Some of those interactions happen through flourishing, transborder illicit markets—such as for drugs, arms, and labor—with major economic and social effects for both sides. The political economy of these markets is complex and poorly understood. It is shaped by a policy approach that is today dominated by unilateral, domestic law enforcement.
In March 2013, CGD convened the first meeting of the group in Washington, and future meetings are planned in both Mexico City and Washington. The initial meeting brought together leading economists from the United States and Latin America whose research uses frontier techniques to learn about the policy dilemmas that arise from transborder illicit markets. Since the first meeting, four papers have been completed as part of the initiative. Additional works in earlier stages of development.
The agenda is built around three areas:
What are the impacts of current policies—including interdiction and other enforcement operations, violence prevention efforts, and drug decriminalization?
What are the determinants of participation in illicit markets, and of subsequent violence and instability? What are the effects of violence on the economy?

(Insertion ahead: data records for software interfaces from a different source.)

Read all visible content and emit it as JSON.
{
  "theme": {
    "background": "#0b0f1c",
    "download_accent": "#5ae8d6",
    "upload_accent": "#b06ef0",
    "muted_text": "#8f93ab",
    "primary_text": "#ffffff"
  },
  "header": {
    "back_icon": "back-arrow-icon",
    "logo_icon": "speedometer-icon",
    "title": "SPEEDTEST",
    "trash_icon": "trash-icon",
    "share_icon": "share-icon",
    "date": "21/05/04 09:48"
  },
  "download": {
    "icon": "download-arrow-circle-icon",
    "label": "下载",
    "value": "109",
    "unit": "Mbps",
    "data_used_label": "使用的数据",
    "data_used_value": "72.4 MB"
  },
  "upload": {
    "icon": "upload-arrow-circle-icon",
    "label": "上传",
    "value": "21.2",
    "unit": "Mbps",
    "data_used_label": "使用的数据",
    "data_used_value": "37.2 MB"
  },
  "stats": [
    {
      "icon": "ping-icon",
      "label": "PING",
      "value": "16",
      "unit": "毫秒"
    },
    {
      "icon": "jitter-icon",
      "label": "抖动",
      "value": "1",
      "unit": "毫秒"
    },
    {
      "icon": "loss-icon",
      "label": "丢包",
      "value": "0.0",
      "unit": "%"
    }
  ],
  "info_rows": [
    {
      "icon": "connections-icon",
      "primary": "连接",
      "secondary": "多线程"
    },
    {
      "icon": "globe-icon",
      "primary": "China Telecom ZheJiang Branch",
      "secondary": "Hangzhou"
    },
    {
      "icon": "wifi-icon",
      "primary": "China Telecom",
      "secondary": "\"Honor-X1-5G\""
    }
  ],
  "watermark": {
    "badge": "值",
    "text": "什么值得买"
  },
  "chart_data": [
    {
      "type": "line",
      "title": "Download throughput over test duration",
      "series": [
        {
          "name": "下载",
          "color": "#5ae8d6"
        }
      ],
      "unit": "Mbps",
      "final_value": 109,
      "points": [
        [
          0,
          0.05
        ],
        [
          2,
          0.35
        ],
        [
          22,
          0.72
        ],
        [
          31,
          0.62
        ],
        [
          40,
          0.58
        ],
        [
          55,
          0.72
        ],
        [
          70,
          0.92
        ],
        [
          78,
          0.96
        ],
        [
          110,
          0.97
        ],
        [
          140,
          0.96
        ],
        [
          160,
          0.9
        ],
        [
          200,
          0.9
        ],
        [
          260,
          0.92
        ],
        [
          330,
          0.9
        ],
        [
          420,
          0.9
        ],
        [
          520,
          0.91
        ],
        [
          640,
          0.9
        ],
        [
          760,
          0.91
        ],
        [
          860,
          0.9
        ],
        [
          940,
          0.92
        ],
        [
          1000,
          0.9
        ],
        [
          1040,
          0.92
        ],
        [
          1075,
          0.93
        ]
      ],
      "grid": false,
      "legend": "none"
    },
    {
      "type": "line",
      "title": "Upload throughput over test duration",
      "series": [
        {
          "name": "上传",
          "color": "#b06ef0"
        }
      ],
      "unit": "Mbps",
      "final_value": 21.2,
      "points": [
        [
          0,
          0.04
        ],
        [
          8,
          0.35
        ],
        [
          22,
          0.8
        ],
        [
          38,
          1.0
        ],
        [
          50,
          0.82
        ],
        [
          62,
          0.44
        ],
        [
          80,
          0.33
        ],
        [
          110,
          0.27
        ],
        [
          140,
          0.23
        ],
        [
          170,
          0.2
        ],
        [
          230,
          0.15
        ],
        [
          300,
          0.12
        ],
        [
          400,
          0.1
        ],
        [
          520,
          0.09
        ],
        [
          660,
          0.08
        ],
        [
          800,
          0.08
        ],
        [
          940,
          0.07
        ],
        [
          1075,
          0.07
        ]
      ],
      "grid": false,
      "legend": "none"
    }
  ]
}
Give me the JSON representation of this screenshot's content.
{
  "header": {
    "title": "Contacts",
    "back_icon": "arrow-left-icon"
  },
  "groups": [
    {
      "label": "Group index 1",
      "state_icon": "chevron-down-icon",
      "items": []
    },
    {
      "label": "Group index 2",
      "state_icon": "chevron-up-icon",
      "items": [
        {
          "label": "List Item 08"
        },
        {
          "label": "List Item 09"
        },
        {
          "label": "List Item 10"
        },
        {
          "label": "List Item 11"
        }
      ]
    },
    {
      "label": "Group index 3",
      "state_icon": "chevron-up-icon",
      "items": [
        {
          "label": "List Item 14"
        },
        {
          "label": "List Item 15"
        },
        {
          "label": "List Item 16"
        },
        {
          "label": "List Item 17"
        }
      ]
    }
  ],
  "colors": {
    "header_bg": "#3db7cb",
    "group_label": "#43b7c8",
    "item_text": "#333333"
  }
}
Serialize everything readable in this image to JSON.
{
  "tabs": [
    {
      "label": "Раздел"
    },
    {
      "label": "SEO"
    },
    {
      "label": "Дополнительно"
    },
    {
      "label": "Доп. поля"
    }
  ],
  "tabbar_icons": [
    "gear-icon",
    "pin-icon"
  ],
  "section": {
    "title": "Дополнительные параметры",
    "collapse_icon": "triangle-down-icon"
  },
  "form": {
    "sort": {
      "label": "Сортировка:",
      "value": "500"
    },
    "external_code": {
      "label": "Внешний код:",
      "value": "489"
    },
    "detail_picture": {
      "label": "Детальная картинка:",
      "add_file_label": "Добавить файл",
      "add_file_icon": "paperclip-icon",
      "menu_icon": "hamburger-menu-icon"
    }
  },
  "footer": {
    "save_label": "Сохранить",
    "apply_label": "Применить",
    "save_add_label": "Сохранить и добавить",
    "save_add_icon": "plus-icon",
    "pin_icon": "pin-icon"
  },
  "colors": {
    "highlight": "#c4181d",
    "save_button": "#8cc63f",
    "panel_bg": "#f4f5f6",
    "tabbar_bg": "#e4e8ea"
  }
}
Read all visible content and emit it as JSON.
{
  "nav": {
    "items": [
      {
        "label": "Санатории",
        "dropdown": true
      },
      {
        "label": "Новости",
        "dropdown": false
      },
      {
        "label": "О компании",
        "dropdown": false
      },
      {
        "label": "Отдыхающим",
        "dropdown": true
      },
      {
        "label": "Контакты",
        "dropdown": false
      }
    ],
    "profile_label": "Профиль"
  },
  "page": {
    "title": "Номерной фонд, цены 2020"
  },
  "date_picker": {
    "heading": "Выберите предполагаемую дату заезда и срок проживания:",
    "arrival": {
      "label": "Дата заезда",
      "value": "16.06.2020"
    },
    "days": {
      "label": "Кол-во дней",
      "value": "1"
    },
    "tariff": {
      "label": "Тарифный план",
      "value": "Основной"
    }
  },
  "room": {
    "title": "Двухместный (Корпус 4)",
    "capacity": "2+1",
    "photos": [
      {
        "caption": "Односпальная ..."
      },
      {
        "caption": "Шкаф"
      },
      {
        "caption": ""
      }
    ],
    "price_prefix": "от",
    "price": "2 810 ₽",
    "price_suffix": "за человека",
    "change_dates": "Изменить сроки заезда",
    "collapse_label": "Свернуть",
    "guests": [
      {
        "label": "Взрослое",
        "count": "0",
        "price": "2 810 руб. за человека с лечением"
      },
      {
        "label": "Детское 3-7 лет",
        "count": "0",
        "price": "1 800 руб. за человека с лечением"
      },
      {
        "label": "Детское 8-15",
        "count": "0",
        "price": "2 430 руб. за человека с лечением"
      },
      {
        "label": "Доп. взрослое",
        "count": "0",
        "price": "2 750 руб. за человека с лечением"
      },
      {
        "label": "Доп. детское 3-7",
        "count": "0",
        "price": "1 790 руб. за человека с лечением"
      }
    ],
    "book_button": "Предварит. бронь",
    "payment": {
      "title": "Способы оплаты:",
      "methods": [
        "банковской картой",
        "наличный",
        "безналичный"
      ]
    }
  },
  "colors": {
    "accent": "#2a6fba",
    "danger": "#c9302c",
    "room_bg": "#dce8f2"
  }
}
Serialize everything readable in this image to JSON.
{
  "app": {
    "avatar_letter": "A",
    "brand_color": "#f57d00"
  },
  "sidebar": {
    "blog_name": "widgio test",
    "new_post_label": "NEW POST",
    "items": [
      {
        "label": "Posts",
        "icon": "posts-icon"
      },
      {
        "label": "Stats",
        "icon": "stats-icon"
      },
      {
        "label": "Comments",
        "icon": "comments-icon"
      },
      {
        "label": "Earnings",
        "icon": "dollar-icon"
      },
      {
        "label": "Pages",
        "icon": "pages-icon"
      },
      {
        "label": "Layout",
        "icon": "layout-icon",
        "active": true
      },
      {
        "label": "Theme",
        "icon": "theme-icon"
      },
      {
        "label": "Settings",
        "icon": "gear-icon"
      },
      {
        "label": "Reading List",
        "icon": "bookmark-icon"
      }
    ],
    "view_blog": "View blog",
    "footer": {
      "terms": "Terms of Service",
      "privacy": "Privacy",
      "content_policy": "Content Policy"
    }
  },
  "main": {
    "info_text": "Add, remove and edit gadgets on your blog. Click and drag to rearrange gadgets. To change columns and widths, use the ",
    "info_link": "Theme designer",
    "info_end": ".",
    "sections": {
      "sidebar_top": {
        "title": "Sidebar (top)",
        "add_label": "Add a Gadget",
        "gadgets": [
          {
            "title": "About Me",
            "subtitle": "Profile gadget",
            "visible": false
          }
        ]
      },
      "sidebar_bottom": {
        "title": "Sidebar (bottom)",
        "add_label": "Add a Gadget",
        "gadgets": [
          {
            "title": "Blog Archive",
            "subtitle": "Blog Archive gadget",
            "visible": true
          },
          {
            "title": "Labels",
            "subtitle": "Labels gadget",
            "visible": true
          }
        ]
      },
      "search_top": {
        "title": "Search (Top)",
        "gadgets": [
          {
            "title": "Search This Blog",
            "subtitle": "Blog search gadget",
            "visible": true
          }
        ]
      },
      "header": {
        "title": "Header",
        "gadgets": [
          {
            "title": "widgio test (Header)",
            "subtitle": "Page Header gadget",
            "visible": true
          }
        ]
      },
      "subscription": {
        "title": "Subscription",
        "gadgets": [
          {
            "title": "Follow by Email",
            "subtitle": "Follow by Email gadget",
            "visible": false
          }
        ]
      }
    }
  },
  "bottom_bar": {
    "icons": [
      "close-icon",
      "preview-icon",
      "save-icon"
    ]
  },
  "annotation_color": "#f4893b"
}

What new policies should the US, Mexico, and Central America explore to address these challenges?